Washtenaw Community College is one of 73 colleges and universities worldwide – and one of just three community colleges – to be honored with gold-level status by Exercise is Medicine for its efforts to create a culture of wellness on campus.
After four years of attaining silver-level status, two new programs were introduced over the past year that pushed WCC to the highest ranking in the Exercise is Medicine On Campus (EIM-OC) initiative, which calls upon higher education institutions to promote physical activity and improve the health and well-being of students and employees.
“This is the culmination of many years of individuals across the campus developing and honing activity programs to promote health and wellness,” said Dr. Marvin Boluyt (right), a faculty member in the Math, Science & Engineering Technology Department who leads the EIM-OC initiative at WCC.
“WCC’s commitment to health and wellness predates our involvement in the recognition program by decades. Achieving the gold-level recognition, however, required that we ‘up our game’ and ask people to take their excellent programs and make them outstanding. This award testifies that those responsible at WCC met that challenge.”
Boluyt credits the college incorporating an Exercise Vital Sign (EVS) question at multiple touch points across campus and its creation of a new “To The Moon” physical activity tracking program with pushing WCC beyond the American College of Sports Medicine’s criteria for gold-level recognition.
The Exercise Vital Sign question became part of the registration process at a variety of WCC services (Counseling Services, Dental Clinic, Fitness Center) and is part of the course feedback form that every student responds to at the end of each semester. Collecting data on how many hours per week members of the campus community are engaging in moderate to vigorous physical activity serves as a reminder of the importance to attain 150 minutes per week and allows the college to track changes over the years and react accordingly.

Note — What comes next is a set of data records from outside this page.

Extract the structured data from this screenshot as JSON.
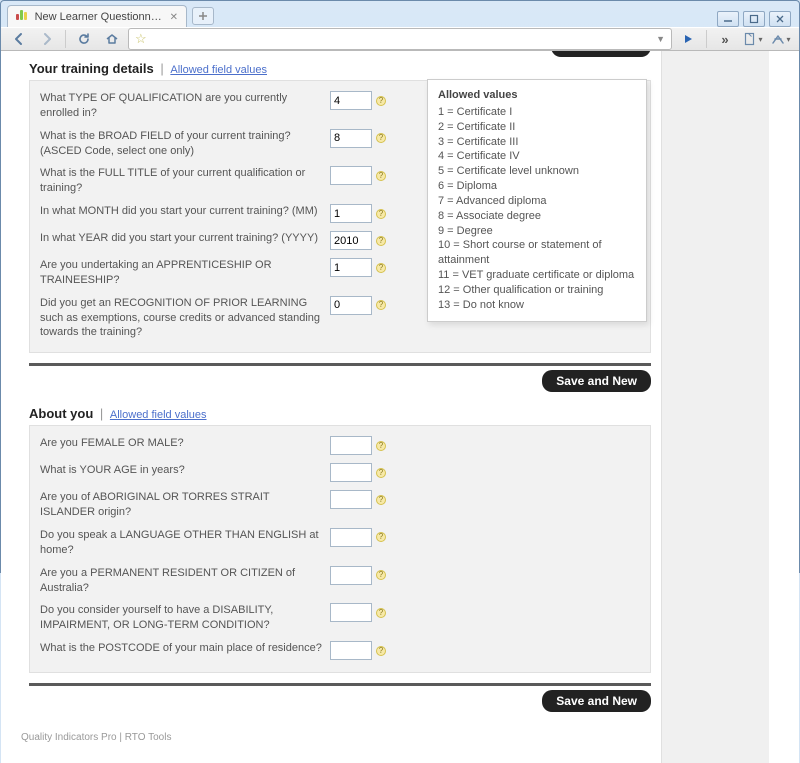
{
  "browser": {
    "tab_title": "New Learner Questionnaire...",
    "url": ""
  },
  "section1": {
    "title": "Your training details",
    "link": "Allowed field values",
    "rows": [
      {
        "label": "What TYPE OF QUALIFICATION are you currently enrolled in?",
        "value": "4"
      },
      {
        "label": "What is the BROAD FIELD of your current training? (ASCED Code, select one only)",
        "value": "8"
      },
      {
        "label": "What is the FULL TITLE of your current qualification or training?",
        "value": ""
      },
      {
        "label": "In what MONTH did you start your current training? (MM)",
        "value": "1"
      },
      {
        "label": "In what YEAR did you start your current training? (YYYY)",
        "value": "2010"
      },
      {
        "label": "Are you undertaking an APPRENTICESHIP OR TRAINEESHIP?",
        "value": "1"
      },
      {
        "label": "Did you get an RECOGNITION OF PRIOR LEARNING such as exemptions, course credits or advanced standing towards the training?",
        "value": "0"
      }
    ]
  },
  "section2": {
    "title": "About you",
    "link": "Allowed field values",
    "rows": [
      {
        "label": "Are you FEMALE OR MALE?",
        "value": ""
      },
      {
        "label": "What is YOUR AGE in years?",
        "value": ""
      },
      {
        "label": "Are you of ABORIGINAL OR TORRES STRAIT ISLANDER origin?",
        "value": ""
      },
      {
        "label": "Do you speak a LANGUAGE OTHER THAN ENGLISH at home?",
        "value": ""
      },
      {
        "label": "Are you a PERMANENT RESIDENT OR CITIZEN of Australia?",
        "value": ""
      },
      {
        "label": "Do you consider yourself to have a DISABILITY, IMPAIRMENT, OR LONG-TERM CONDITION?",
        "value": ""
      },
      {
        "label": "What is the POSTCODE of your main place of residence?",
        "value": ""
      }
    ]
  },
  "tooltip": {
    "title": "Allowed values",
    "lines": [
      "1 = Certificate I",
      "2 = Certificate II",
      "3 = Certificate III",
      "4 = Certificate IV",
      "5 = Certificate level unknown",
      "6 = Diploma",
      "7 = Advanced diploma",
      "8 = Associate degree",
      "9 = Degree",
      "10 = Short course or statement of attainment",
      "11 = VET graduate certificate or diploma",
      "12 = Other qualification or training",
      "13 = Do not know"
    ]
  },
  "buttons": {
    "save": "Save and New"
  },
  "footer": "Quality Indicators Pro | RTO Tools"
}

According to Boluyt, the EVS is “the single most informative question we can ask about a person’s health prognosis.” He said it can be used to assess the needs of specific populations to more accurately determine whether new campus initiatives have had an impact.
The college’s To The Moon challenge was introduced at the beginning of the Winter 2022 semester. Students, faculty and staff are encouraged to contribute to the collective goal of traveling 238,855 miles – the average distance between Earth and the moon.
Boluyt, who developed the Exercise Science program at WCC, did the math to convert dozens of different physical activities to equal one mile of walking. The campus-wide, semester-long event asks members of the campus community to track their physical activity, which is then converted into miles walked.
“If we can get to the moon, I think we will have hit it out of the park and the ACSM would need to consider adding a platinum-level to their recognition program just for us,” Boluyt joked.
Of the 149 total campuses recognized this year by EIM-OC, 73 received gold, 55 silver and 21 bronze. Those institutions will be officially recognized on May 31 during the 2023 ACSM Annual Meeting in Denver.
“We are thrilled to recognize these campuses’ commitment to make movement a part of daily campus culture and give students the tools to cultivate physical activity habits that will benefit them throughout their lives,” said Robyn Stuhr, Vice President of Exercise is Medicine. “These campus programs are nurturing future leaders who will advance a key tenet of Exercise is Medicine: making physical activity assessment and promotion a standard in health care.”
The Exercise is Medicine health initiative was started by the ACSM to encourage primary care physicians and other health care providers to include physical activity when designing treatment plans. The group started its On Campus recognition program in 2014, honoring campuses for their participation and engagement in EIM.